By the time graduate school drew me to University of Oregon in 1979, my primary goal was to write a rhetorical history of land use. When it came to development of natural lands, I wondered almost daily, to what extent does persuasive language make a difference? A major in rhetoric and communication lent more structure to my understanding of language and land. Coaching a competitive debate program drove my interest to obsession. Writing mired it in context.
Nineteen-seventy-nine was also the year I began working seasonally for the U.S. Forest Service in Southeast Alaska. I was deeply drawn to the Great Land; a vast, solemn space constellated by communities where citizens engage in land use disputes like this was the last place on earth. For the next four years I collected data to produce a history of American land use rhetoric, including an Alaska case study. By the time Battle for the Last Frontier was completed in 1983, I selected a community for long-term study: Haines, Alaska.
In a State known for its "mavericky" tendencies, Haines was ground zero for land use debate in the Last Frontier. I fell in love with it. In the next thirty years I transitioned from fishing crew and trail grunt to newspaper reporter, radio program director, high school English teacher, and university professor. In the school context, coaching debate sharpened my obsession to a fine point. In the community, I listened to hundreds of hours of community meetings, recorded dozens of oral histories, and lost track of volunteer hours donated to assorted events. Along the way I taught everybody's kids, attended a thousand potlucks, and wrote a few articles about the language we use to work things out.
I call it frontier rhetoric, the study of civic persuasion advocating a type of human use for land and nature. Whether in a townhall or around a cookfire, each orator-storyteller holds a key to a Truth. If you want that Truth accepted by other citizens, you act and speak in ways that best sends the message. Some strategies predictably fail; a few succeed. Whether in a meeting or online, functional democracy depends on the contributions of passionate people who persist with their advocacy, but know the empathic side of democracy.
In 2011 I will publish the first in a series of books dedicated to the study of frontier rhetoric. Dancing at Deer Rock: How John Muir and the Community of Conquest Tamed the Warlike Chilkats examines impacts of non-Natives on one of the last tribes in the United States to accept the American Way. Click here for a more detailed description.
The next book, Glacial Rebound: Conflict and Community on the Last Frontier, conveys Haines in full rhetorical splendor, including epic battles over timber, eagles, cruise ships, heli-skiing, tourism, fish, bears, and noise.
Crossing for Home is a memoir about
building a home completely off-grid and learning to live in a fishbowl community.
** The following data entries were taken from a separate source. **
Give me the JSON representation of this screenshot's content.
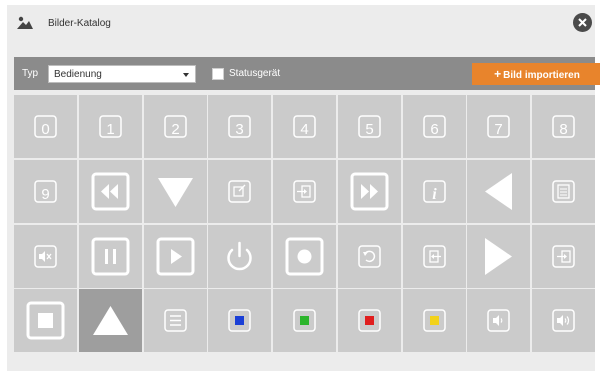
{
  "window": {
    "title": "Bilder-Katalog",
    "title_icon": "image-icon",
    "close_icon": "close-icon"
  },
  "toolbar": {
    "type_label": "Typ",
    "type_select": {
      "value": "Bedienung"
    },
    "status_checkbox": {
      "label": "Statusgerät",
      "checked": false
    },
    "import_button": {
      "plus": "+",
      "label": "Bild importieren",
      "color": "#e8842c"
    }
  },
  "catalog": {
    "selected_index": 28,
    "items": [
      {
        "icon": "digit-0",
        "text": "0"
      },
      {
        "icon": "digit-1",
        "text": "1"
      },
      {
        "icon": "digit-2",
        "text": "2"
      },
      {
        "icon": "digit-3",
        "text": "3"
      },
      {
        "icon": "digit-4",
        "text": "4"
      },
      {
        "icon": "digit-5",
        "text": "5"
      },
      {
        "icon": "digit-6",
        "text": "6"
      },
      {
        "icon": "digit-7",
        "text": "7"
      },
      {
        "icon": "digit-8",
        "text": "8"
      },
      {
        "icon": "digit-9",
        "text": "9"
      },
      {
        "icon": "rewind"
      },
      {
        "icon": "triangle-down"
      },
      {
        "icon": "input-switch"
      },
      {
        "icon": "input-arrow"
      },
      {
        "icon": "fast-forward"
      },
      {
        "icon": "info",
        "text": "i"
      },
      {
        "icon": "triangle-left"
      },
      {
        "icon": "document"
      },
      {
        "icon": "mute"
      },
      {
        "icon": "pause"
      },
      {
        "icon": "play"
      },
      {
        "icon": "power"
      },
      {
        "icon": "record"
      },
      {
        "icon": "undo"
      },
      {
        "icon": "input-left"
      },
      {
        "icon": "triangle-right"
      },
      {
        "icon": "enter-input"
      },
      {
        "icon": "stop"
      },
      {
        "icon": "triangle-up"
      },
      {
        "icon": "menu"
      },
      {
        "icon": "color-key-blue",
        "color": "#1a3fd6"
      },
      {
        "icon": "color-key-green",
        "color": "#2db52d"
      },
      {
        "icon": "color-key-red",
        "color": "#e01e1e"
      },
      {
        "icon": "color-key-yellow",
        "color": "#f2d21b"
      },
      {
        "icon": "volume-down"
      },
      {
        "icon": "volume-up"
      }
    ]
  }
}
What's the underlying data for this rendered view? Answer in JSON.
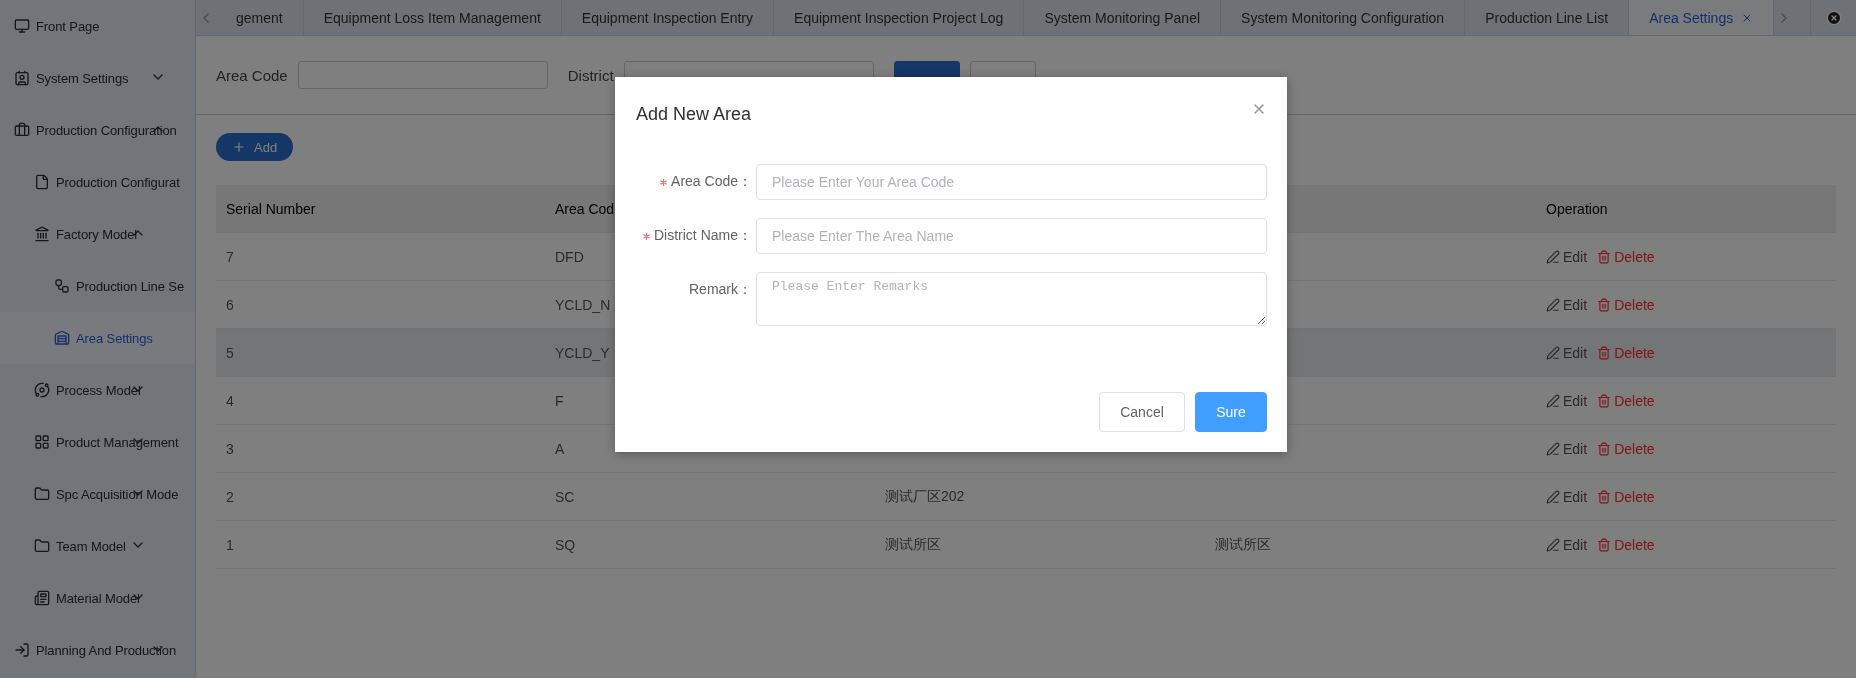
{
  "sidebar": {
    "items": [
      {
        "label": "Front Page",
        "selected": false
      },
      {
        "label": "System Settings",
        "kind": "group",
        "expanded": false,
        "selected": false
      },
      {
        "label": "Production Configuration",
        "kind": "group",
        "expanded": true,
        "selected": false,
        "children": [
          {
            "label": "Production Configurat",
            "selected": false
          },
          {
            "label": "Factory Model",
            "kind": "group",
            "expanded": true,
            "selected": false,
            "children": [
              {
                "label": "Production Line Se",
                "selected": false
              },
              {
                "label": "Area Settings",
                "selected": true
              }
            ]
          },
          {
            "label": "Process Model",
            "kind": "group",
            "expanded": false,
            "selected": false
          },
          {
            "label": "Product Management",
            "kind": "group",
            "expanded": false,
            "selected": false
          },
          {
            "label": "Spc Acquisition Mode",
            "kind": "group",
            "expanded": false,
            "selected": false
          },
          {
            "label": "Team Model",
            "kind": "group",
            "expanded": false,
            "selected": false
          },
          {
            "label": "Material Model",
            "kind": "group",
            "expanded": false,
            "selected": false
          }
        ]
      },
      {
        "label": "Planning And Production",
        "kind": "group",
        "expanded": false,
        "selected": false
      }
    ]
  },
  "tabs": [
    {
      "label": "gement",
      "selected": false
    },
    {
      "label": "Equipment Loss Item Management",
      "selected": false
    },
    {
      "label": "Equipment Inspection Entry",
      "selected": false
    },
    {
      "label": "Equipment Inspection Project Log",
      "selected": false
    },
    {
      "label": "System Monitoring Panel",
      "selected": false
    },
    {
      "label": "System Monitoring Configuration",
      "selected": false
    },
    {
      "label": "Production Line List",
      "selected": false
    },
    {
      "label": "Area Settings",
      "selected": true
    }
  ],
  "filters": [
    {
      "label": "Area Code"
    },
    {
      "label": "District"
    }
  ],
  "add_button": "Add",
  "table": {
    "columns": [
      "Serial Number",
      "Area Cod",
      null,
      null,
      "Operation"
    ],
    "rows": [
      {
        "highlighted": false,
        "cells": [
          "7",
          "DFD",
          null,
          null
        ],
        "actions": [
          "Edit",
          "Delete"
        ]
      },
      {
        "highlighted": false,
        "cells": [
          "6",
          "YCLD_N",
          null,
          null
        ],
        "actions": [
          "Edit",
          "Delete"
        ]
      },
      {
        "highlighted": true,
        "cells": [
          "5",
          "YCLD_Y",
          null,
          null
        ],
        "actions": [
          "Edit",
          "Delete"
        ]
      },
      {
        "highlighted": false,
        "cells": [
          "4",
          "F",
          null,
          null
        ],
        "actions": [
          "Edit",
          "Delete"
        ]
      },
      {
        "highlighted": false,
        "cells": [
          "3",
          "A",
          null,
          null
        ],
        "actions": [
          "Edit",
          "Delete"
        ]
      },
      {
        "highlighted": false,
        "cells": [
          "2",
          "SC",
          "测试厂区202",
          null
        ],
        "actions": [
          "Edit",
          "Delete"
        ]
      },
      {
        "highlighted": false,
        "cells": [
          "1",
          "SQ",
          "测试所区",
          "测试所区"
        ],
        "actions": [
          "Edit",
          "Delete"
        ]
      }
    ]
  },
  "dialog": {
    "title": "Add New Area",
    "fields": [
      {
        "label": "Area Code：",
        "required": true,
        "kind": "input",
        "placeholder": "Please Enter Your Area Code"
      },
      {
        "label": "District Name：",
        "required": true,
        "kind": "input",
        "placeholder": "Please Enter The Area Name"
      },
      {
        "label": "Remark：",
        "required": false,
        "kind": "textarea",
        "placeholder": "Please Enter Remarks"
      }
    ],
    "buttons": [
      {
        "label": "Cancel",
        "kind": "default"
      },
      {
        "label": "Sure",
        "kind": "primary"
      }
    ]
  }
}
The fourth book, Arguing Down the Great Land, offers a rhetorical portrait of Alaska's huge natural resource issues and the persuaders behind them.
The last book in the forthcoming series, Unbroken Double Song of Love and Lamentation, draws from 30,000 road miles and interviews with nearly 300 land use rhetors, including tribal lawyers, environmental activists, industry lobbyists, property rights advocates, and government regulators. In its pages is a sweeping portrait of American land use rhetoric.
Aside from all the rhetoric, my greatest inspiration stems from my wife, Robin, son, Charlie, and the home we occupy on the roadless side of Mud Bay.